The time gap with which you separate thought from language determines your style of communication and therefore of leadership. It is not said that the more ready you are to speak, the more "intellectually fast" you are, just as it is not said that whoever takes more time to formulate a sentence is more reflective and rational. The thought-language relationship is also determined by the quality of the interaction with our interlocutor. There are people who in a situation of close dialogue slow down the pace of their thought - language relationship, but if they are called to give a speech in front of an audience, which cannot interact, they become much more confident and quick.

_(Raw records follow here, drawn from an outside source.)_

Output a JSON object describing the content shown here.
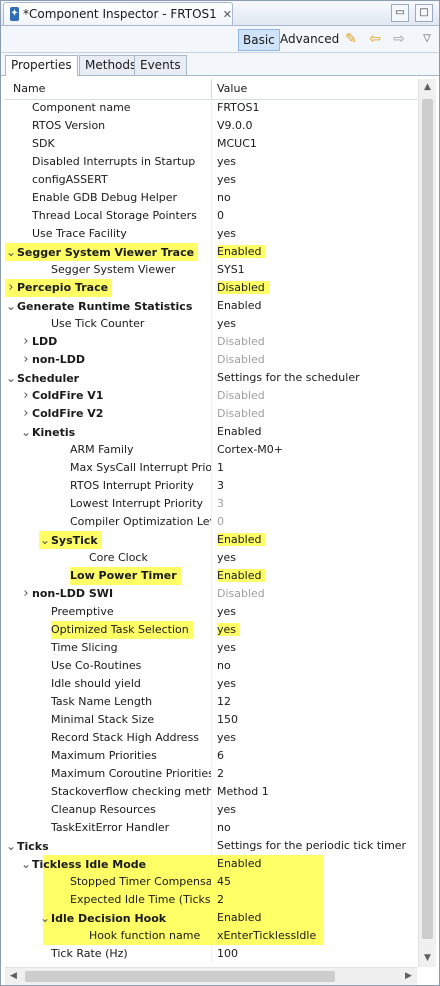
{
  "window": {
    "title": "*Component Inspector - FRTOS1",
    "close": "✕",
    "minimize": "▭",
    "maximize": "□"
  },
  "toolbar": {
    "basic_label": "Basic",
    "advanced_label": "Advanced"
  },
  "tabs": [
    "Properties",
    "Methods",
    "Events"
  ],
  "columns": {
    "name": "Name",
    "value": "Value"
  },
  "colors": {
    "highlight": "#ffff66",
    "selected_button": "#cfe4f8"
  },
  "rows": [
    {
      "name": "Component name",
      "value": "FRTOS1",
      "level": 1
    },
    {
      "name": "RTOS Version",
      "value": "V9.0.0",
      "level": 1
    },
    {
      "name": "SDK",
      "value": "MCUC1",
      "level": 1
    },
    {
      "name": "Disabled Interrupts in Startup",
      "value": "yes",
      "level": 1
    },
    {
      "name": "configASSERT",
      "value": "yes",
      "level": 1
    },
    {
      "name": "Enable GDB Debug Helper",
      "value": "no",
      "level": 1
    },
    {
      "name": "Thread Local Storage Pointers",
      "value": "0",
      "level": 1
    },
    {
      "name": "Use Trace Facility",
      "value": "yes",
      "level": 1
    },
    {
      "name": "Segger System Viewer Trace",
      "value": "Enabled",
      "level": 0,
      "twisty": "open",
      "bold": true,
      "hl": "both"
    },
    {
      "name": "Segger System Viewer",
      "value": "SYS1",
      "level": 2
    },
    {
      "name": "Percepio Trace",
      "value": "Disabled",
      "level": 0,
      "twisty": "closed",
      "bold": true,
      "hl": "both"
    },
    {
      "name": "Generate Runtime Statistics",
      "value": "Enabled",
      "level": 0,
      "twisty": "open",
      "bold": true
    },
    {
      "name": "Use Tick Counter",
      "value": "yes",
      "level": 2
    },
    {
      "name": "LDD",
      "value": "Disabled",
      "level": 1,
      "twisty": "closed",
      "bold": true,
      "dis": true
    },
    {
      "name": "non-LDD",
      "value": "Disabled",
      "level": 1,
      "twisty": "closed",
      "bold": true,
      "dis": true
    },
    {
      "name": "Scheduler",
      "value": "Settings for the scheduler",
      "level": 0,
      "twisty": "open",
      "bold": true
    },
    {
      "name": "ColdFire V1",
      "value": "Disabled",
      "level": 1,
      "twisty": "closed",
      "bold": true,
      "dis": true
    },
    {
      "name": "ColdFire V2",
      "value": "Disabled",
      "level": 1,
      "twisty": "closed",
      "bold": true,
      "dis": true
    },
    {
      "name": "Kinetis",
      "value": "Enabled",
      "level": 1,
      "twisty": "open",
      "bold": true
    },
    {
      "name": "ARM Family",
      "value": "Cortex-M0+",
      "level": 3
    },
    {
      "name": "Max SysCall Interrupt Priori",
      "value": "1",
      "level": 3
    },
    {
      "name": "RTOS Interrupt Priority",
      "value": "3",
      "level": 3
    },
    {
      "name": "Lowest Interrupt Priority",
      "value": "3",
      "level": 3,
      "dis": true
    },
    {
      "name": "Compiler Optimization Lev",
      "value": "0",
      "level": 3,
      "dis": true
    },
    {
      "name": "SysTick",
      "value": "Enabled",
      "level": 2,
      "twisty": "open",
      "bold": true,
      "hl": "both"
    },
    {
      "name": "Core Clock",
      "value": "yes",
      "level": 4
    },
    {
      "name": "Low Power Timer",
      "value": "Enabled",
      "level": 3,
      "bold": true,
      "hl": "both"
    },
    {
      "name": "non-LDD SWI",
      "value": "Disabled",
      "level": 1,
      "twisty": "closed",
      "bold": true,
      "dis": true
    },
    {
      "name": "Preemptive",
      "value": "yes",
      "level": 2
    },
    {
      "name": "Optimized Task Selection",
      "value": "yes",
      "level": 2,
      "hl": "both"
    },
    {
      "name": "Time Slicing",
      "value": "yes",
      "level": 2
    },
    {
      "name": "Use Co-Routines",
      "value": "no",
      "level": 2
    },
    {
      "name": "Idle should yield",
      "value": "yes",
      "level": 2
    },
    {
      "name": "Task Name Length",
      "value": "12",
      "level": 2
    },
    {
      "name": "Minimal Stack Size",
      "value": "150",
      "level": 2
    },
    {
      "name": "Record Stack High Address",
      "value": "yes",
      "level": 2
    },
    {
      "name": "Maximum Priorities",
      "value": "6",
      "level": 2
    },
    {
      "name": "Maximum Coroutine Priorities",
      "value": "2",
      "level": 2
    },
    {
      "name": "Stackoverflow checking metho",
      "value": "Method 1",
      "level": 2
    },
    {
      "name": "Cleanup Resources",
      "value": "yes",
      "level": 2
    },
    {
      "name": "TaskExitError Handler",
      "value": "no",
      "level": 2
    },
    {
      "name": "Ticks",
      "value": "Settings for the periodic tick timer",
      "level": 0,
      "twisty": "open",
      "bold": true
    },
    {
      "name": "Tickless Idle Mode",
      "value": "Enabled",
      "level": 1,
      "twisty": "open",
      "bold": true,
      "hl": "block"
    },
    {
      "name": "Stopped Timer Compensat",
      "value": "45",
      "level": 3,
      "hl": "block"
    },
    {
      "name": "Expected Idle Time (Ticks)",
      "value": "2",
      "level": 3,
      "hl": "block"
    },
    {
      "name": "Idle Decision Hook",
      "value": "Enabled",
      "level": 2,
      "twisty": "open",
      "bold": true,
      "hl": "block"
    },
    {
      "name": "Hook function name",
      "value": "xEnterTicklessIdle",
      "level": 4,
      "hl": "block"
    },
    {
      "name": "Tick Rate (Hz)",
      "value": "100",
      "level": 2
    }
  ]
}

On the contrary, there are people who maintain a very tight and quick level of conversation in dialogue, but who in front of an audience slow down and articulate what they say very well. Language is the sensitive form of our rationality. It is the way in which we formalize our thinking. "Formalize" means, in fact, to give shape, that is to make intelligible to all the contents we intend to communicate. The language we speak, as well as mathematics, are languages, therefore formalization methods.
Attention, verbal formalization is not a certain way of transferring univocal and unambiguous contents, it is "only" the tool with which we shape our thoughts. Hence, bad formalization compromises the value and meaning of the formalized content. This is why a leader must methodically work on his / her own thinking formalization skills, to make his verbal communication rational and understandable.
As we have already said, there are two methods of spontaneous management of the thought-language relationship: there are those who speak to think and those who think to speak. If you speak to think, you probably have a habit of thinking aloud and fine-tune your ideas as you listen. You are people made to work in a team and you love to have an interlocutor to explain what, in reality, you are explaining to yourself. As you interact, create and order your thoughts. What is the limit of this setting? That your interaction with others is only instrumental. You like to listen to yourselves because it is essential to formulate your ideas.
In reality, you are not particularly interested in what your interlocutors say, as long as they interact with the modality of "stimulators" of your thoughts and your creativity. You are not particularly inclined to be interrupted while you speak, and not for a matter of bon ton, but because you fear that the positive current that generates your ideas will be interrupted. Those who speak to think cannot organize their ideas by themselves, they convene meetings to be able to exercise their brain functions. Formalize thought as it generates it, therefore it is often forced to revisions and second thoughts. Do you think to speak? So, it is likely that you are a person who, basically, prefers to make decisions alone and always offers ready-made solutions.
For you, the interaction with your team is a moment of making your decisions official. Not being drawn to a real-time creative confrontation, if someone raises a topic that you think is valid, this causes an update of the meeting. You need to reason with it and re-formalize your thinking. For you too, the interruption tends to be negative. You experience it as a useless waste of time, you have already worked out the final decision, therefore, giving the word to someone means running the risk of having to re-formalize your thinking.
Who thinks to speak, he rarely revises his decisions. There are a number of techniques to rationalize the way leaders communicate and make it more balanced, with the aim of making the team an integral part of the decision-making process. A leader, by definition, is not a soloist and it is good to remember this every time you start communicating with your collaborators.